I respectfully dissent.


1. Indeed, the Ninth Circuit’s discussion of the nature of property under the Hobbs Act illustrates just how settled this issue was in the Courts of Appeals: “The concept of property under the Hobbs Act has not been limited to physical or tangible ‘things.’ The right to make business decisions and to solicit business free from wrongful coercion is a protected property right. See, e. g., United States v. Santoni, 585 F.2d 667 (4th Cir. 1978) (right to make business decisions free from outside pressure wrongfully imposed); United States v. Nadaline, 471 F.2d 340 (5th Cir.) (right to business accounts and unrealized profits) … . Cf. United States v. Hathaway, 534 F.2d 386, 395 (1st Cir.) (rejection of narrow perception of ‘property’); Battaglia v. United States, 383 F.2d 303 (9th Cir. 1967) (right to lease space in bowling alley free from threats)… . Chase’s right to solicit business free from threatened destruction and physical harm falls within the scope of protected property rights under the Hobbs Act. . . . . . “Evidence of the previously described acts of intimidation and violence suffices. Appellants’ objective was to induce Chase to give up a lucrative business. The fact that their threats were unsuccessful does not preclude conviction.” United States v. Zemek, 634 F.2d, at 1174 (some citations omitted). None of the cases following United States v. Tropiano, 418 F.2d 1069 (CA2 1969), even considered the novel suggestion that this method of obtaining control of intangible property amounted to nothing more than the nonfederal misdemeanor of “coercion,” see ante, at 9—10 (majority opinion); ante, at 1 (Ginsburg, J. concurring).

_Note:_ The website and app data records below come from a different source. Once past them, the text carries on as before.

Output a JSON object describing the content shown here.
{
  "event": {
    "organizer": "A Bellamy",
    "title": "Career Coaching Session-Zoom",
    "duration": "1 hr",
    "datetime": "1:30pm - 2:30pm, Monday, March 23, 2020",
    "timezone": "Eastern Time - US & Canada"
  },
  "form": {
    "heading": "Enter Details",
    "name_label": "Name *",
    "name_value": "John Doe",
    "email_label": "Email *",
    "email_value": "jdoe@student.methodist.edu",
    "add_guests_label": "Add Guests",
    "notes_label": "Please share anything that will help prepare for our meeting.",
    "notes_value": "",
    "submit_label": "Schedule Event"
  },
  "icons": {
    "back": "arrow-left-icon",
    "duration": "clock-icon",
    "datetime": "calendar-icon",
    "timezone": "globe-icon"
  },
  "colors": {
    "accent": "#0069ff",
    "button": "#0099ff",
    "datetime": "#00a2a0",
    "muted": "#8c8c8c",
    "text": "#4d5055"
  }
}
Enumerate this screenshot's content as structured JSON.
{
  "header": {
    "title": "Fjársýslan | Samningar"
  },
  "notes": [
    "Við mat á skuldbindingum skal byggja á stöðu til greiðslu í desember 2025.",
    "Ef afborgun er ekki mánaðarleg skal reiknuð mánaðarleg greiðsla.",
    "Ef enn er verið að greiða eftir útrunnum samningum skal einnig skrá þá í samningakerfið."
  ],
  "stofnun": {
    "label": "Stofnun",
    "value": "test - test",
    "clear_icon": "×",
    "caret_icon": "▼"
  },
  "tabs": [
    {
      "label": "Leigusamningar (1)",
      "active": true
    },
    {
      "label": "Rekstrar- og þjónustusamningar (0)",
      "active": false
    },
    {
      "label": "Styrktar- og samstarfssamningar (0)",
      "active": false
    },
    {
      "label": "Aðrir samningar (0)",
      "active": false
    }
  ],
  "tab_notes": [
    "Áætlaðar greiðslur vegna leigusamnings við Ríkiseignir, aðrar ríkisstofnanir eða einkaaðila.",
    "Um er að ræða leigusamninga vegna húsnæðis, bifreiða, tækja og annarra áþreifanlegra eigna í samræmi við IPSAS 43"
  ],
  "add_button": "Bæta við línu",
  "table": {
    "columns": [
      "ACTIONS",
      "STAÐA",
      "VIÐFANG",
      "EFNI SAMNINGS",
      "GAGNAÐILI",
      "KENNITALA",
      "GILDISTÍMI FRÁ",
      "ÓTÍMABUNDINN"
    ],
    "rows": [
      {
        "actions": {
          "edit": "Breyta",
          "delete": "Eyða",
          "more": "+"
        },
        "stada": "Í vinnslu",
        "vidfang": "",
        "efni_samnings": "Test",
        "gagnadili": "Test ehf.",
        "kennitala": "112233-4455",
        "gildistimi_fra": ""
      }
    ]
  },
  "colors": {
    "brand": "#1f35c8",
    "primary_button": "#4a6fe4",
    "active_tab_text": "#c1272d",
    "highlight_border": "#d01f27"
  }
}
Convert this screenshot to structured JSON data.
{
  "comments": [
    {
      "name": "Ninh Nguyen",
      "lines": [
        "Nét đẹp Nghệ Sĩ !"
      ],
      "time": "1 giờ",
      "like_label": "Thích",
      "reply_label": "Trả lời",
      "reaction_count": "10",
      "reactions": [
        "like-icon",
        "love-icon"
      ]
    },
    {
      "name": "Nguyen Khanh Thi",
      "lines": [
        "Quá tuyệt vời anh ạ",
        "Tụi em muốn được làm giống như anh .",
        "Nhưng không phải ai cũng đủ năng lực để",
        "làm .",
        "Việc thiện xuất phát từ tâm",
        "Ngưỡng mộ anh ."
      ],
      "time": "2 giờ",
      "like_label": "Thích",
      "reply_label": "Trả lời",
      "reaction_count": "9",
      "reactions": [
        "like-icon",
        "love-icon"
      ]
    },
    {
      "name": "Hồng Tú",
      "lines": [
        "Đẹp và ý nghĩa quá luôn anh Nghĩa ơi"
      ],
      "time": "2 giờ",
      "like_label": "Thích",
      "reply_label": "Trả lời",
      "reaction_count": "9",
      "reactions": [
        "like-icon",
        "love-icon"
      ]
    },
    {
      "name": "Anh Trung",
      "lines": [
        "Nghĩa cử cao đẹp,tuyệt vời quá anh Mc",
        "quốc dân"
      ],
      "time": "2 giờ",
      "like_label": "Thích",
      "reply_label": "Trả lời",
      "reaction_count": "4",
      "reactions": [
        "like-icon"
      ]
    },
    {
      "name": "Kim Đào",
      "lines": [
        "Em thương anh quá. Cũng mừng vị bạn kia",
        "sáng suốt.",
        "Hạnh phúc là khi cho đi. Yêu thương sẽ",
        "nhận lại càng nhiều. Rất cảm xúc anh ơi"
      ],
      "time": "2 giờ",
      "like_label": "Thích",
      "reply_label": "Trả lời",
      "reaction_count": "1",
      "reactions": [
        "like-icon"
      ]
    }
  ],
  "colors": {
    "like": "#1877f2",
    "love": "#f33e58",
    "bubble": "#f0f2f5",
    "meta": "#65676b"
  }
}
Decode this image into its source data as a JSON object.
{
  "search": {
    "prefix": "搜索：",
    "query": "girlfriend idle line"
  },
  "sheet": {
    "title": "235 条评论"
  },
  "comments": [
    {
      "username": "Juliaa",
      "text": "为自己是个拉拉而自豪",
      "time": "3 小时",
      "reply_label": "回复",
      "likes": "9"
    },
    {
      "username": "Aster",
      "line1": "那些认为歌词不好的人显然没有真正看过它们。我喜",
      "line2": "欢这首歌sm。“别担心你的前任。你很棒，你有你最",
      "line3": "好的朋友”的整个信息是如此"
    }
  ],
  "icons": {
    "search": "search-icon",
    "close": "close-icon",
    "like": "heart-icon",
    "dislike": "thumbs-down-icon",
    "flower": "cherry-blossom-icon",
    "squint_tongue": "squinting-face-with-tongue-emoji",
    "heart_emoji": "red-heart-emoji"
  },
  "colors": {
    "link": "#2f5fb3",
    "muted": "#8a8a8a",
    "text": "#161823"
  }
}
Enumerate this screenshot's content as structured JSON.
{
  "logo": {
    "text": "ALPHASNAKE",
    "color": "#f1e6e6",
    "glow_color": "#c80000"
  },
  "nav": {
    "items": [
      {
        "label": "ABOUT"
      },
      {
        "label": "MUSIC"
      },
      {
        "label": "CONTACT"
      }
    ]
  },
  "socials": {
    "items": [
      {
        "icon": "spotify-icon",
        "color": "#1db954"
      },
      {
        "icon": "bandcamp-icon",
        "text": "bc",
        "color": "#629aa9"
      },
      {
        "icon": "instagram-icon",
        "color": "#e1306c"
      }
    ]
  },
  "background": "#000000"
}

2. Congress corrected the Court’s narrow reading of the mail fraud statute in McNally by passing 18 U.S.C. § 1346 which overruled McNally. See, e.g., United States v. Bortnovsky, 879 F.2d 30, 39 (CA2 1989) (“Section 1346 … overrules McNally”) Of course, Congress remains free to correct the Court’s error in these cases as well.

3. See Freedom of Access to Clinic Entrances Act of 1994, 108 Stat. 694.

4. The concern expressed by Justice Ginsburg, ante, at 1, is misguided because an affirmance in these cases would not expand the coverage of the Racketeer Influenced and Corrupt Organizations Act but would preserve the Federal Government’s ability to bring criminal prosecutions for violent conduct that was, until today, prohibited by the Hobbs Act.